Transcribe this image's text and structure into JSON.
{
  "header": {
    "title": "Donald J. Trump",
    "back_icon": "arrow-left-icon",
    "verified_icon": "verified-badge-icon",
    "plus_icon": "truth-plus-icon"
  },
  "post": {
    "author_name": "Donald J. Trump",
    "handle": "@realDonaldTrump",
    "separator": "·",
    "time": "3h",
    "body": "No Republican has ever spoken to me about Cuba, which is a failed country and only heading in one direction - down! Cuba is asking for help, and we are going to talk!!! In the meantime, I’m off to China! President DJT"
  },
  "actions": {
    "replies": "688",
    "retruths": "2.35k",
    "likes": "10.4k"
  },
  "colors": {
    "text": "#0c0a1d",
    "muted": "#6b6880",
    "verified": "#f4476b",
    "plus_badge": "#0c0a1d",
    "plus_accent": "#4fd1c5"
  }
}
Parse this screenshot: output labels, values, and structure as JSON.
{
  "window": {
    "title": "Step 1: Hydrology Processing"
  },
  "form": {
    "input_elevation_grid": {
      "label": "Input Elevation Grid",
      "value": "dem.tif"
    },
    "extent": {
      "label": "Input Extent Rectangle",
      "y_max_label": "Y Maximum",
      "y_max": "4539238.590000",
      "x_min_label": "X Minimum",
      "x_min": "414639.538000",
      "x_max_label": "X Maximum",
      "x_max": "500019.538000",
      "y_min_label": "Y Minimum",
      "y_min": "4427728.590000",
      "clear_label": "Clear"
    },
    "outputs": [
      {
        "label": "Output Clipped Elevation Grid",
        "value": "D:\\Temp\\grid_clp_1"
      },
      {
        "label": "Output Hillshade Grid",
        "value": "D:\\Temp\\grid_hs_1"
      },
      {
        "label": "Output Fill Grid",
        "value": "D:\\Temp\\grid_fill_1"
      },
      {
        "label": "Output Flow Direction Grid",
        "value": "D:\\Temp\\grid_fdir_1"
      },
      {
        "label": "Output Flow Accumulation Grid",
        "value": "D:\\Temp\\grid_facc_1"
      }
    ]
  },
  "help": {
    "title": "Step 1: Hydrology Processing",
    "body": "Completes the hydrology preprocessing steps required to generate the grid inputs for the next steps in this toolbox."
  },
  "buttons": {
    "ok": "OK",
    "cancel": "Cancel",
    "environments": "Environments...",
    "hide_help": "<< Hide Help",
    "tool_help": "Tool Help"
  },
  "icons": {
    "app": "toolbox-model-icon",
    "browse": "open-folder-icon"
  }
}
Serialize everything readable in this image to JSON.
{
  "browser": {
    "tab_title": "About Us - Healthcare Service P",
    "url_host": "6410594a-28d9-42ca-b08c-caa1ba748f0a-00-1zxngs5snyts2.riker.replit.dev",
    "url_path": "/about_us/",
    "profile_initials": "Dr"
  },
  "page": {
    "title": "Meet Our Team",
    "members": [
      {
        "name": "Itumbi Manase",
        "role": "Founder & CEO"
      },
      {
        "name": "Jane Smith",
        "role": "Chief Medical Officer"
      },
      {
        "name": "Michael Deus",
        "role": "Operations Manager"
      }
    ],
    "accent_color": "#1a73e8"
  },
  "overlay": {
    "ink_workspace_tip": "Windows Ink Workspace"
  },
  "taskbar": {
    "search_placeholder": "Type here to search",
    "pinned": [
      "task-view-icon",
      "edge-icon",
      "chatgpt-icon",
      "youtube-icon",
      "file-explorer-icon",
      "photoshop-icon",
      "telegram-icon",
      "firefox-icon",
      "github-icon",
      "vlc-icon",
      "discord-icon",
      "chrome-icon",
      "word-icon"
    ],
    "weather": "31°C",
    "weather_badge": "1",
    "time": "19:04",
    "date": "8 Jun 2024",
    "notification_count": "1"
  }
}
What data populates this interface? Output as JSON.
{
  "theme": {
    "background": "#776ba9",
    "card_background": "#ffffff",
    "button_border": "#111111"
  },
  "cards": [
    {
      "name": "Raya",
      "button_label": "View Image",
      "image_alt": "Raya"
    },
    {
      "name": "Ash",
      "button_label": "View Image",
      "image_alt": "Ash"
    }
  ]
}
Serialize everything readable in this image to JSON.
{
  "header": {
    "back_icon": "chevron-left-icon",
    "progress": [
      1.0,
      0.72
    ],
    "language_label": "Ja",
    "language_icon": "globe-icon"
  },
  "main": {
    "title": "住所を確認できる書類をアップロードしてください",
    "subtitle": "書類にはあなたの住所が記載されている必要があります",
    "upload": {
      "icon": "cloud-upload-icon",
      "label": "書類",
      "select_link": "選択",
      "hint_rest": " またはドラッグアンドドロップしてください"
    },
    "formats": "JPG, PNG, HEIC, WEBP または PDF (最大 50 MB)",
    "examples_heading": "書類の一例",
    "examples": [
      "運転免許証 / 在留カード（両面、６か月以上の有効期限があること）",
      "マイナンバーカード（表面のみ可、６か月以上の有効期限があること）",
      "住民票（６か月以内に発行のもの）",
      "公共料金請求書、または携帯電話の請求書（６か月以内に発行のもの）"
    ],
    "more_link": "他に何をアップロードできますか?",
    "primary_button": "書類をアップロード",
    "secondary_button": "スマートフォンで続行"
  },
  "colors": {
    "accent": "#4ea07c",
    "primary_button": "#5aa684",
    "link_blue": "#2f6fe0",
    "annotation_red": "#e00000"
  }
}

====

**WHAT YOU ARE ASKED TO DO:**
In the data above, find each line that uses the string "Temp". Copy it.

**SOLUTION BELOW:**
        "value": "D:\\Temp\\grid_clp_1"
        "value": "D:\\Temp\\grid_hs_1"
        "value": "D:\\Temp\\grid_fill_1"
        "value": "D:\\Temp\\grid_fdir_1"
        "value": "D:\\Temp\\grid_facc_1"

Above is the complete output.